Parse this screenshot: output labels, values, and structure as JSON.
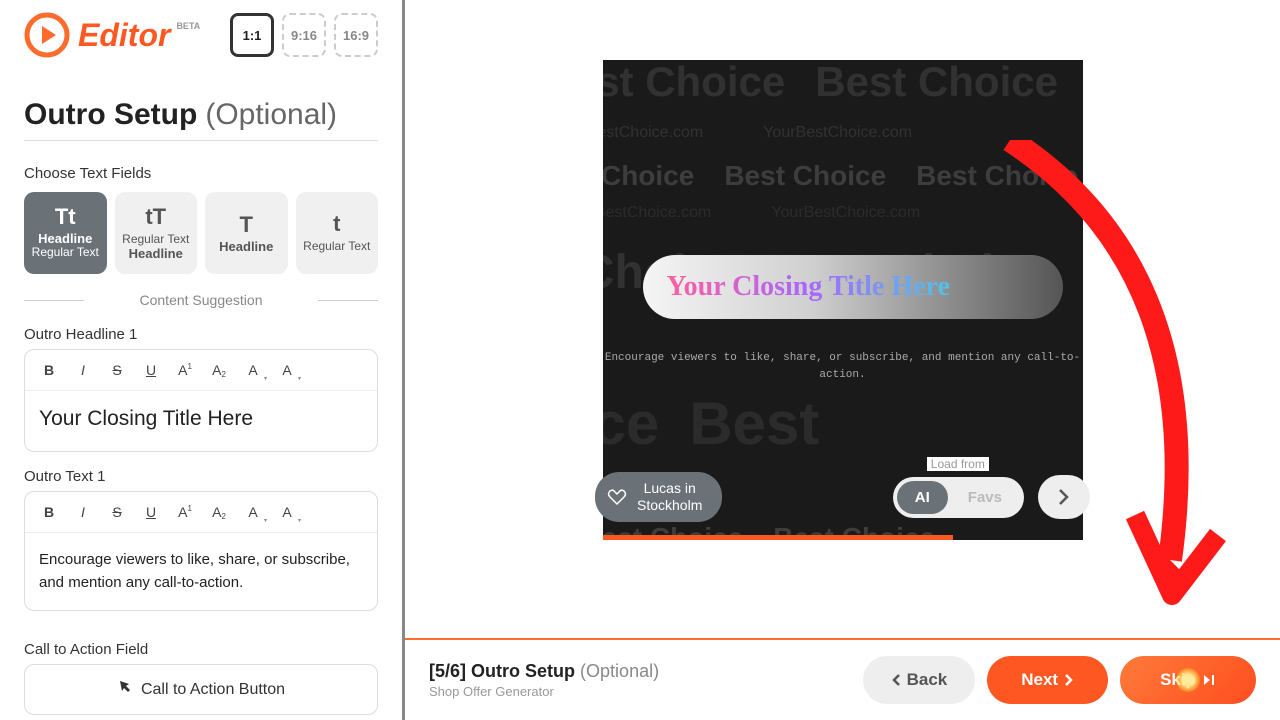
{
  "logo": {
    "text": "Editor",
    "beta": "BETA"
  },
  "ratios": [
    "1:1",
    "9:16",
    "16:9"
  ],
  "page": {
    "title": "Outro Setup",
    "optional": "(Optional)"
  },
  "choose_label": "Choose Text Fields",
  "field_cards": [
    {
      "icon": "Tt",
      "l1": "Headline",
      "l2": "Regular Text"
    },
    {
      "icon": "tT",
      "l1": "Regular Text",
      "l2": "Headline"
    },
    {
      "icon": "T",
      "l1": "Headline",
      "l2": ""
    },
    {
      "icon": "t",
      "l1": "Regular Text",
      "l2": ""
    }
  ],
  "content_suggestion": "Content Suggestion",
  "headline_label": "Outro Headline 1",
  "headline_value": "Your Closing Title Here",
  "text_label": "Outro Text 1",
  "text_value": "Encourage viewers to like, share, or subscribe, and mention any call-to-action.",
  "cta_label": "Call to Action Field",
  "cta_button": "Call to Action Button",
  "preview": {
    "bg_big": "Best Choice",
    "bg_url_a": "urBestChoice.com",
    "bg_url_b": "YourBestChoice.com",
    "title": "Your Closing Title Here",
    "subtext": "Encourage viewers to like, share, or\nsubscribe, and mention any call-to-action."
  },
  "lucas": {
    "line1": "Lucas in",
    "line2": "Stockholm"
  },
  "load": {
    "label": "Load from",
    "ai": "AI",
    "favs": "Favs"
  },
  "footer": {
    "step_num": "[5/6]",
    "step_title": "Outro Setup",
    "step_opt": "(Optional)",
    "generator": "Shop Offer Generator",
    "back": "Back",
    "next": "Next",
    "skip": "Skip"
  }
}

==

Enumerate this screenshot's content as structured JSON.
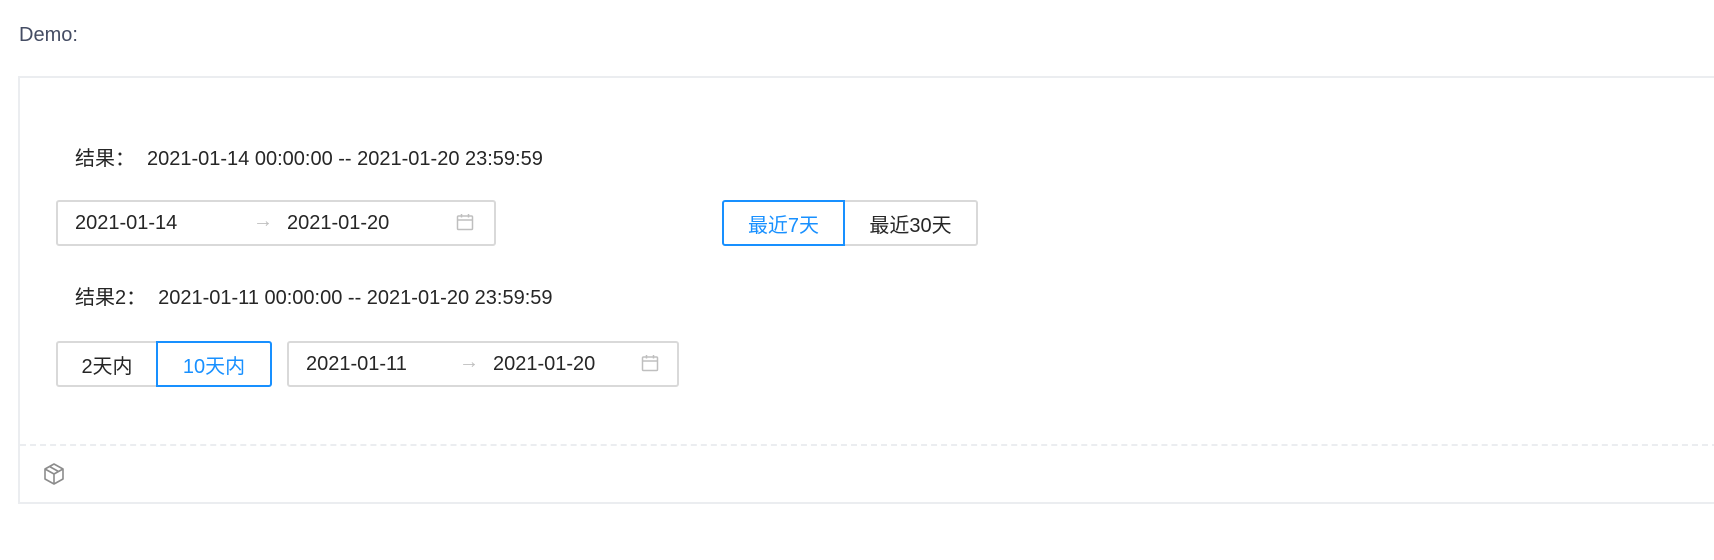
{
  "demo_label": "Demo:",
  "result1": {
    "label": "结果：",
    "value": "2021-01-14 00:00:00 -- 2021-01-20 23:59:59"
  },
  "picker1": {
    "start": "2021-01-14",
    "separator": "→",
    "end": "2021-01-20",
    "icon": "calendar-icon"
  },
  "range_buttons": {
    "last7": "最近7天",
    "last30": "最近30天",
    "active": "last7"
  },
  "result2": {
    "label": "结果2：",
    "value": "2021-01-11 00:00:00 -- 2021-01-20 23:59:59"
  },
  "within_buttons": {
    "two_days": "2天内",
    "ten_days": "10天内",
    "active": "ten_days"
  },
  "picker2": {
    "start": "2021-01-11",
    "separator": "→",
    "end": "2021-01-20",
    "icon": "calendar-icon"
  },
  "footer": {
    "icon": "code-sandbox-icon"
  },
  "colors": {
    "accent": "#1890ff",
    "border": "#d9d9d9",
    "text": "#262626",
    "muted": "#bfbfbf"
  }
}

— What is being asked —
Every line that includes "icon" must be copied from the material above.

— Answer —
      "icon": "Tt",
      "icon": "tT",
      "icon": "T",
      "icon": "t",
    "icon": "calendar-icon"
    "icon": "calendar-icon"
    "icon": "code-sandbox-icon"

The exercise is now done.